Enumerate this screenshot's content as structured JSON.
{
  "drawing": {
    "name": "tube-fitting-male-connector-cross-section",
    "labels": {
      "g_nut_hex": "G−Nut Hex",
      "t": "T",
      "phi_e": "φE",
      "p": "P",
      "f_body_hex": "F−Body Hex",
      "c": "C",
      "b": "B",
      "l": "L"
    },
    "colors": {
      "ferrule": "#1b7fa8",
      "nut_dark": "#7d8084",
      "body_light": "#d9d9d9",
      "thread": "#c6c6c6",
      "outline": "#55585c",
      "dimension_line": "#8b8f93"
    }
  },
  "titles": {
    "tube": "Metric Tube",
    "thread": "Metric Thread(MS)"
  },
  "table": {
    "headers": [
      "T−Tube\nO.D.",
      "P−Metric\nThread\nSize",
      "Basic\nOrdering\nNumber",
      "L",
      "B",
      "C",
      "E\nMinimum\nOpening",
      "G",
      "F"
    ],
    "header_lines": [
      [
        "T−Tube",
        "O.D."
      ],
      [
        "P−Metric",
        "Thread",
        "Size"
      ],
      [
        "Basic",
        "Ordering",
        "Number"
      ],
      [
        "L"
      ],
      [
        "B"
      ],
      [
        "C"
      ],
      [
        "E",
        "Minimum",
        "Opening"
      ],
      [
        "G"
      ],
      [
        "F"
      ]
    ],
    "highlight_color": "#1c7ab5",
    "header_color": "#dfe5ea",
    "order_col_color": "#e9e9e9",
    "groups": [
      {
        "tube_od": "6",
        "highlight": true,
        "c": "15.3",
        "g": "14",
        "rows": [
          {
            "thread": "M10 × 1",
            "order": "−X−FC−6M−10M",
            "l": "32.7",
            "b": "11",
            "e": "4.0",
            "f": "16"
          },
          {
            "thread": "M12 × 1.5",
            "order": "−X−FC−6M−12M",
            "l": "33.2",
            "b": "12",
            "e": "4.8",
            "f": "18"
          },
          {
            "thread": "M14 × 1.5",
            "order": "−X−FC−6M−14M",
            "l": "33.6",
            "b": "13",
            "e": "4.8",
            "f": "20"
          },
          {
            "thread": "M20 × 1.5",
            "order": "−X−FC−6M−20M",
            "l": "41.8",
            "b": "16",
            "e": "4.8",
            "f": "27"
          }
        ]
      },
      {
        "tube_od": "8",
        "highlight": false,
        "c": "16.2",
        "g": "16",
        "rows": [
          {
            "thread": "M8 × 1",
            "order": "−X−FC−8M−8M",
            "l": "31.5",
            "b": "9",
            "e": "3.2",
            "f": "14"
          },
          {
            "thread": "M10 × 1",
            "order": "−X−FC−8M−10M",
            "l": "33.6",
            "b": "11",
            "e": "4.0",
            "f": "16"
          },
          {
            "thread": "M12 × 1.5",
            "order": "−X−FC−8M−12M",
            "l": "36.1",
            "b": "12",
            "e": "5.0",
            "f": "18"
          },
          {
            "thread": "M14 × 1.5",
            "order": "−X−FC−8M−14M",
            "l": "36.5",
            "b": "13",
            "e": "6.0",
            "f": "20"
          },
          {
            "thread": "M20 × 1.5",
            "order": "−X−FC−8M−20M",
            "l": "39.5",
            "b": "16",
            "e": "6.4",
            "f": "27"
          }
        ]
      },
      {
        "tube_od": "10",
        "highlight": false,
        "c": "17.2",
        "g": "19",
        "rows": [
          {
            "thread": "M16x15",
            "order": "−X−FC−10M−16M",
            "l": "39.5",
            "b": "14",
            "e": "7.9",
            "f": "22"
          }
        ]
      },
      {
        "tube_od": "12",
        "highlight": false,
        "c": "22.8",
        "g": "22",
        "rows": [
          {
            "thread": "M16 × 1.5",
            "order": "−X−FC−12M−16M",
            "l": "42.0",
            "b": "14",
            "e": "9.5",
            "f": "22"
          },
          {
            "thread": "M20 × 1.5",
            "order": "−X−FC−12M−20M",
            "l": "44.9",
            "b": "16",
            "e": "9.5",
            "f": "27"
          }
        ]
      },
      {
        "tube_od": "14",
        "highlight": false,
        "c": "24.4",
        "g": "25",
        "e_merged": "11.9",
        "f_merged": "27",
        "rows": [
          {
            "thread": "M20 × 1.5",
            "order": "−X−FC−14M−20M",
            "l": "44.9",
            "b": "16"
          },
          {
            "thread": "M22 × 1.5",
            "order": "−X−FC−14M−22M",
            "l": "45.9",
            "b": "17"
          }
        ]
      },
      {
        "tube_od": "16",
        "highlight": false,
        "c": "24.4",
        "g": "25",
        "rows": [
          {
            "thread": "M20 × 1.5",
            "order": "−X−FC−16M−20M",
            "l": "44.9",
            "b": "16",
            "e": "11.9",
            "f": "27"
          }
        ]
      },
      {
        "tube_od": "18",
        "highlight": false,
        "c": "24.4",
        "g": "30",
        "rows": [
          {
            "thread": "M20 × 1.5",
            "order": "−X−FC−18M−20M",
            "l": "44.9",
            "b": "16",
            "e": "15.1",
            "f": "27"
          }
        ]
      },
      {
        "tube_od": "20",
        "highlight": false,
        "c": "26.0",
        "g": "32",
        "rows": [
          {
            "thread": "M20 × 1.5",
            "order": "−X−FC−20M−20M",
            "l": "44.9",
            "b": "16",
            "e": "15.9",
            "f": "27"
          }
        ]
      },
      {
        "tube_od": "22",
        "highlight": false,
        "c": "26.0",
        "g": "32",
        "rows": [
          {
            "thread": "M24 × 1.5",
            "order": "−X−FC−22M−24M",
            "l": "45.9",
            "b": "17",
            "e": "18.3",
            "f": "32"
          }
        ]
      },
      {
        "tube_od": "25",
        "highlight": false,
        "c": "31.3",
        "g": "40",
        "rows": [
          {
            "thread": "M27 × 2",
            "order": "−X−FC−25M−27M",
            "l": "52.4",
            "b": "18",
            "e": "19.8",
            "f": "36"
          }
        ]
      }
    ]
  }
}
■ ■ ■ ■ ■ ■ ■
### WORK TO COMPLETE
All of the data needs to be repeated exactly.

### ANSWER SPACE
Enumerate this screenshot's content as structured JSON.
{
  "drawing": {
    "name": "tube-fitting-male-connector-cross-section",
    "labels": {
      "g_nut_hex": "G−Nut Hex",
      "t": "T",
      "phi_e": "φE",
      "p": "P",
      "f_body_hex": "F−Body Hex",
      "c": "C",
      "b": "B",
      "l": "L"
    },
    "colors": {
      "ferrule": "#1b7fa8",
      "nut_dark": "#7d8084",
      "body_light": "#d9d9d9",
      "thread": "#c6c6c6",
      "outline": "#55585c",
      "dimension_line": "#8b8f93"
    }
  },
  "titles": {
    "tube": "Metric Tube",
    "thread": "Metric Thread(MS)"
  },
  "table": {
    "headers": [
      "T−Tube\nO.D.",
      "P−Metric\nThread\nSize",
      "Basic\nOrdering\nNumber",
      "L",
      "B",
      "C",
      "E\nMinimum\nOpening",
      "G",
      "F"
    ],
    "header_lines": [
      [
        "T−Tube",
        "O.D."
      ],
      [
        "P−Metric",
        "Thread",
        "Size"
      ],
      [
        "Basic",
        "Ordering",
        "Number"
      ],
      [
        "L"
      ],
      [
        "B"
      ],
      [
        "C"
      ],
      [
        "E",
        "Minimum",
        "Opening"
      ],
      [
        "G"
      ],
      [
        "F"
      ]
    ],
    "highlight_color": "#1c7ab5",
    "header_color": "#dfe5ea",
    "order_col_color": "#e9e9e9",
    "groups": [
      {
        "tube_od": "6",
        "highlight": true,
        "c": "15.3",
        "g": "14",
        "rows": [
          {
            "thread": "M10 × 1",
            "order": "−X−FC−6M−10M",
            "l": "32.7",
            "b": "11",
            "e": "4.0",
            "f": "16"
          },
          {
            "thread": "M12 × 1.5",
            "order": "−X−FC−6M−12M",
            "l": "33.2",
            "b": "12",
            "e": "4.8",
            "f": "18"
          },
          {
            "thread": "M14 × 1.5",
            "order": "−X−FC−6M−14M",
            "l": "33.6",
            "b": "13",
            "e": "4.8",
            "f": "20"
          },
          {
            "thread": "M20 × 1.5",
            "order": "−X−FC−6M−20M",
            "l": "41.8",
            "b": "16",
            "e": "4.8",
            "f": "27"
          }
        ]
      },
      {
        "tube_od": "8",
        "highlight": false,
        "c": "16.2",
        "g": "16",
        "rows": [
          {
            "thread": "M8 × 1",
            "order": "−X−FC−8M−8M",
            "l": "31.5",
            "b": "9",
            "e": "3.2",
            "f": "14"
          },
          {
            "thread": "M10 × 1",
            "order": "−X−FC−8M−10M",
            "l": "33.6",
            "b": "11",
            "e": "4.0",
            "f": "16"
          },
          {
            "thread": "M12 × 1.5",
            "order": "−X−FC−8M−12M",
            "l": "36.1",
            "b": "12",
            "e": "5.0",
            "f": "18"
          },
          {
            "thread": "M14 × 1.5",
            "order": "−X−FC−8M−14M",
            "l": "36.5",
            "b": "13",
            "e": "6.0",
            "f": "20"
          },
          {
            "thread": "M20 × 1.5",
            "order": "−X−FC−8M−20M",
            "l": "39.5",
            "b": "16",
            "e": "6.4",
            "f": "27"
          }
        ]
      },
      {
        "tube_od": "10",
        "highlight": false,
        "c": "17.2",
        "g": "19",
        "rows": [
          {
            "thread": "M16x15",
            "order": "−X−FC−10M−16M",
            "l": "39.5",
            "b": "14",
            "e": "7.9",
            "f": "22"
          }
        ]
      },
      {
        "tube_od": "12",
        "highlight": false,
        "c": "22.8",
        "g": "22",
        "rows": [
          {
            "thread": "M16 × 1.5",
            "order": "−X−FC−12M−16M",
            "l": "42.0",
            "b": "14",
            "e": "9.5",
            "f": "22"
          },
          {
            "thread": "M20 × 1.5",
            "order": "−X−FC−12M−20M",
            "l": "44.9",
            "b": "16",
            "e": "9.5",
            "f": "27"
          }
        ]
      },
      {
        "tube_od": "14",
        "highlight": false,
        "c": "24.4",
        "g": "25",
        "e_merged": "11.9",
        "f_merged": "27",
        "rows": [
          {
            "thread": "M20 × 1.5",
            "order": "−X−FC−14M−20M",
            "l": "44.9",
            "b": "16"
          },
          {
            "thread": "M22 × 1.5",
            "order": "−X−FC−14M−22M",
            "l": "45.9",
            "b": "17"
          }
        ]
      },
      {
        "tube_od": "16",
        "highlight": false,
        "c": "24.4",
        "g": "25",
        "rows": [
          {
            "thread": "M20 × 1.5",
            "order": "−X−FC−16M−20M",
            "l": "44.9",
            "b": "16",
            "e": "11.9",
            "f": "27"
          }
        ]
      },
      {
        "tube_od": "18",
        "highlight": false,
        "c": "24.4",
        "g": "30",
        "rows": [
          {
            "thread": "M20 × 1.5",
            "order": "−X−FC−18M−20M",
            "l": "44.9",
            "b": "16",
            "e": "15.1",
            "f": "27"
          }
        ]
      },
      {
        "tube_od": "20",
        "highlight": false,
        "c": "26.0",
        "g": "32",
        "rows": [
          {
            "thread": "M20 × 1.5",
            "order": "−X−FC−20M−20M",
            "l": "44.9",
            "b": "16",
            "e": "15.9",
            "f": "27"
          }
        ]
      },
      {
        "tube_od": "22",
        "highlight": false,
        "c": "26.0",
        "g": "32",
        "rows": [
          {
            "thread": "M24 × 1.5",
            "order": "−X−FC−22M−24M",
            "l": "45.9",
            "b": "17",
            "e": "18.3",
            "f": "32"
          }
        ]
      },
      {
        "tube_od": "25",
        "highlight": false,
        "c": "31.3",
        "g": "40",
        "rows": [
          {
            "thread": "M27 × 2",
            "order": "−X−FC−25M−27M",
            "l": "52.4",
            "b": "18",
            "e": "19.8",
            "f": "36"
          }
        ]
      }
    ]
  }
}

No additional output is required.